Look for "body" in the records and copy every line that has it.

------

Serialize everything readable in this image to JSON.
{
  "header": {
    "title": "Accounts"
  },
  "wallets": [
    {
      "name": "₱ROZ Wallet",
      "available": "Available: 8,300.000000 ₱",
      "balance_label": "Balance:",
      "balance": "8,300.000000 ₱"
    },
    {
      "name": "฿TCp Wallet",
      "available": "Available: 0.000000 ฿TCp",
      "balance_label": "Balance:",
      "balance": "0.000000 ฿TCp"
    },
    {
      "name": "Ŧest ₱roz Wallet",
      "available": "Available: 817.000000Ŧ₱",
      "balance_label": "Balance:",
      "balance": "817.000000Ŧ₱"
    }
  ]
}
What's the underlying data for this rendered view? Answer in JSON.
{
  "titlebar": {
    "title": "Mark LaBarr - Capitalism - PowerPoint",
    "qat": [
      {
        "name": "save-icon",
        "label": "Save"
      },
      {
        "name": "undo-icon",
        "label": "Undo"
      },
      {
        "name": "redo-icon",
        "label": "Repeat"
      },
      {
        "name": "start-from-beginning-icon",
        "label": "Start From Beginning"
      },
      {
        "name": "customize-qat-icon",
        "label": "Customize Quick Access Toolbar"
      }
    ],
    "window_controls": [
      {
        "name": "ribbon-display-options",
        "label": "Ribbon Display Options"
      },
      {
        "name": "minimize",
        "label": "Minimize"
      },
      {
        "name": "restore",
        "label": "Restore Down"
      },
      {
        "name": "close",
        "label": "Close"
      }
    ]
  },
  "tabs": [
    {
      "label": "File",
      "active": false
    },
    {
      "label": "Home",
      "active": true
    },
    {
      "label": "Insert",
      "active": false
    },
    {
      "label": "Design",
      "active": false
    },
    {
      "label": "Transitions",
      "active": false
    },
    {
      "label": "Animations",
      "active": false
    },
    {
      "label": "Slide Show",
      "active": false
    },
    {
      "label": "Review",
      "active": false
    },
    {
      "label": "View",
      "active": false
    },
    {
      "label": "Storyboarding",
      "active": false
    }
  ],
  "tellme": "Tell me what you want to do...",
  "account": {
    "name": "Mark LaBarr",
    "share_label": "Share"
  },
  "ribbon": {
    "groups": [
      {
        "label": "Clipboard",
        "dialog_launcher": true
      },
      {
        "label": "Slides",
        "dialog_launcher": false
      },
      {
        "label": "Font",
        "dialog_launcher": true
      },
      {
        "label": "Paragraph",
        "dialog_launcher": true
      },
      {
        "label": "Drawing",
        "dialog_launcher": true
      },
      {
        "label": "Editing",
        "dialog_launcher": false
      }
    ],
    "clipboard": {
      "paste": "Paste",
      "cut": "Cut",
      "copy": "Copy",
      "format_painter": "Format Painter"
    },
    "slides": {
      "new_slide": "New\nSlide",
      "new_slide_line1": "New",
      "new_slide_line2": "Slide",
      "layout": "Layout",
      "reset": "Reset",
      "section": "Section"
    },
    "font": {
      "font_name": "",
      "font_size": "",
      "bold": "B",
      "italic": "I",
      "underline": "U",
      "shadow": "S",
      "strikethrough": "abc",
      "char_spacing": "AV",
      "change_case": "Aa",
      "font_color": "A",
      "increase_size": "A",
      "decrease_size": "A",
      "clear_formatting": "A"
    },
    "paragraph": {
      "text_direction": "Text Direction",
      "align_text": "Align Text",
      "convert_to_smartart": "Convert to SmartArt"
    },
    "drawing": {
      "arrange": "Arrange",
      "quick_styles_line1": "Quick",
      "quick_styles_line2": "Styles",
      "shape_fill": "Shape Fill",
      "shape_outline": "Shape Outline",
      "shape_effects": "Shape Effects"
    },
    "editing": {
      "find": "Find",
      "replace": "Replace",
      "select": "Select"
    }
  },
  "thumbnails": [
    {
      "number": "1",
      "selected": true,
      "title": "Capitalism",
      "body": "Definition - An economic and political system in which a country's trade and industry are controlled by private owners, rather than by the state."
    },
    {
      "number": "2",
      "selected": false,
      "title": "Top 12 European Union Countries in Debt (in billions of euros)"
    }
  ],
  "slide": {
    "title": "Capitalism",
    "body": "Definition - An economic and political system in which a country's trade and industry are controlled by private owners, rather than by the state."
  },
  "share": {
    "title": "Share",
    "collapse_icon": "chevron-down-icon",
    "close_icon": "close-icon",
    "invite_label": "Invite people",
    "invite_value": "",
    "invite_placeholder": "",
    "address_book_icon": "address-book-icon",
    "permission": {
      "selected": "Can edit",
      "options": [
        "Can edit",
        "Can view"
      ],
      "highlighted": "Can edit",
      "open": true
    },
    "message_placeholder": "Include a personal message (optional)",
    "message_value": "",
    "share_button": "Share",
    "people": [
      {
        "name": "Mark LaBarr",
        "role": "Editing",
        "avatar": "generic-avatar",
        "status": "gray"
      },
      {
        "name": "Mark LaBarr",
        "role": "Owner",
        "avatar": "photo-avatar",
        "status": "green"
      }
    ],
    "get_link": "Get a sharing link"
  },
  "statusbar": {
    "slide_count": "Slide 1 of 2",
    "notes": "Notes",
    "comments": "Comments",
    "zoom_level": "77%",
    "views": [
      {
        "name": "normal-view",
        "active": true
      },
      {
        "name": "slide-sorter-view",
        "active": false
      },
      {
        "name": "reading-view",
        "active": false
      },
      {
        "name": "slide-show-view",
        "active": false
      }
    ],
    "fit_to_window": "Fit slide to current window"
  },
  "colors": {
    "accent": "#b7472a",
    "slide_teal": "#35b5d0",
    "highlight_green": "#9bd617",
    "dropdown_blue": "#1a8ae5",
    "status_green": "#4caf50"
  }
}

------

Task result =>
      "body": "Definition - An economic and political system in which a country's trade and industry are controlled by private owners, rather than by the state."
    "body": "Definition - An economic and political system in which a country's trade and industry are controlled by private owners, rather than by the state."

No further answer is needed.